What the task asks = Without a single alteration, write the listing out again.

[[ Information given open ]]

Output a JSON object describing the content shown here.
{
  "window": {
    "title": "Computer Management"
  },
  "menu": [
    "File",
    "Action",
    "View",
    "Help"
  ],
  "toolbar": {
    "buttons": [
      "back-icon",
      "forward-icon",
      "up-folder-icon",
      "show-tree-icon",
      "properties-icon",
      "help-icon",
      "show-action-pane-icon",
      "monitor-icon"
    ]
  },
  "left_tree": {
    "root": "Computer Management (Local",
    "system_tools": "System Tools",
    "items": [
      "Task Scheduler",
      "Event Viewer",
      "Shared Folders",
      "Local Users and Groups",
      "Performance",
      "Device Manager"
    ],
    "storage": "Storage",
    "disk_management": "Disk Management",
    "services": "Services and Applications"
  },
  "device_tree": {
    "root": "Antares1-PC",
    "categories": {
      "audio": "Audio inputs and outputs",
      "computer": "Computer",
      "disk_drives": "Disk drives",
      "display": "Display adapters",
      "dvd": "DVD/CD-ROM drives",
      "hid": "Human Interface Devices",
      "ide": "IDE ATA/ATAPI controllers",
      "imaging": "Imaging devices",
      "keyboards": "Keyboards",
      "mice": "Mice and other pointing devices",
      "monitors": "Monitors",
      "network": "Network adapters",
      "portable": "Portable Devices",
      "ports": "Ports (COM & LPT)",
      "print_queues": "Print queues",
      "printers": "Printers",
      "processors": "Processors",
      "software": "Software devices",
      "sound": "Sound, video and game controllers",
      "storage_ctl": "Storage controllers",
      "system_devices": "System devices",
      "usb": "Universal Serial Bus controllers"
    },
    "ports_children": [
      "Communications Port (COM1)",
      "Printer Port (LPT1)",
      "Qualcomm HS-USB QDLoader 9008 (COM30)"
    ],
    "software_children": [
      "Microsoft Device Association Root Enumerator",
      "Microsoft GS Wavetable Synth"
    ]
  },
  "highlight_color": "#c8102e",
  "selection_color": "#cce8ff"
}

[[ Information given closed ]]

Exercise result =
Output a JSON object describing the content shown here.
{
  "window": {
    "title": "Computer Management"
  },
  "menu": [
    "File",
    "Action",
    "View",
    "Help"
  ],
  "toolbar": {
    "buttons": [
      "back-icon",
      "forward-icon",
      "up-folder-icon",
      "show-tree-icon",
      "properties-icon",
      "help-icon",
      "show-action-pane-icon",
      "monitor-icon"
    ]
  },
  "left_tree": {
    "root": "Computer Management (Local",
    "system_tools": "System Tools",
    "items": [
      "Task Scheduler",
      "Event Viewer",
      "Shared Folders",
      "Local Users and Groups",
      "Performance",
      "Device Manager"
    ],
    "storage": "Storage",
    "disk_management": "Disk Management",
    "services": "Services and Applications"
  },
  "device_tree": {
    "root": "Antares1-PC",
    "categories": {
      "audio": "Audio inputs and outputs",
      "computer": "Computer",
      "disk_drives": "Disk drives",
      "display": "Display adapters",
      "dvd": "DVD/CD-ROM drives",
      "hid": "Human Interface Devices",
      "ide": "IDE ATA/ATAPI controllers",
      "imaging": "Imaging devices",
      "keyboards": "Keyboards",
      "mice": "Mice and other pointing devices",
      "monitors": "Monitors",
      "network": "Network adapters",
      "portable": "Portable Devices",
      "ports": "Ports (COM & LPT)",
      "print_queues": "Print queues",
      "printers": "Printers",
      "processors": "Processors",
      "software": "Software devices",
      "sound": "Sound, video and game controllers",
      "storage_ctl": "Storage controllers",
      "system_devices": "System devices",
      "usb": "Universal Serial Bus controllers"
    },
    "ports_children": [
      "Communications Port (COM1)",
      "Printer Port (LPT1)",
      "Qualcomm HS-USB QDLoader 9008 (COM30)"
    ],
    "software_children": [
      "Microsoft Device Association Root Enumerator",
      "Microsoft GS Wavetable Synth"
    ]
  },
  "highlight_color": "#c8102e",
  "selection_color": "#cce8ff"
}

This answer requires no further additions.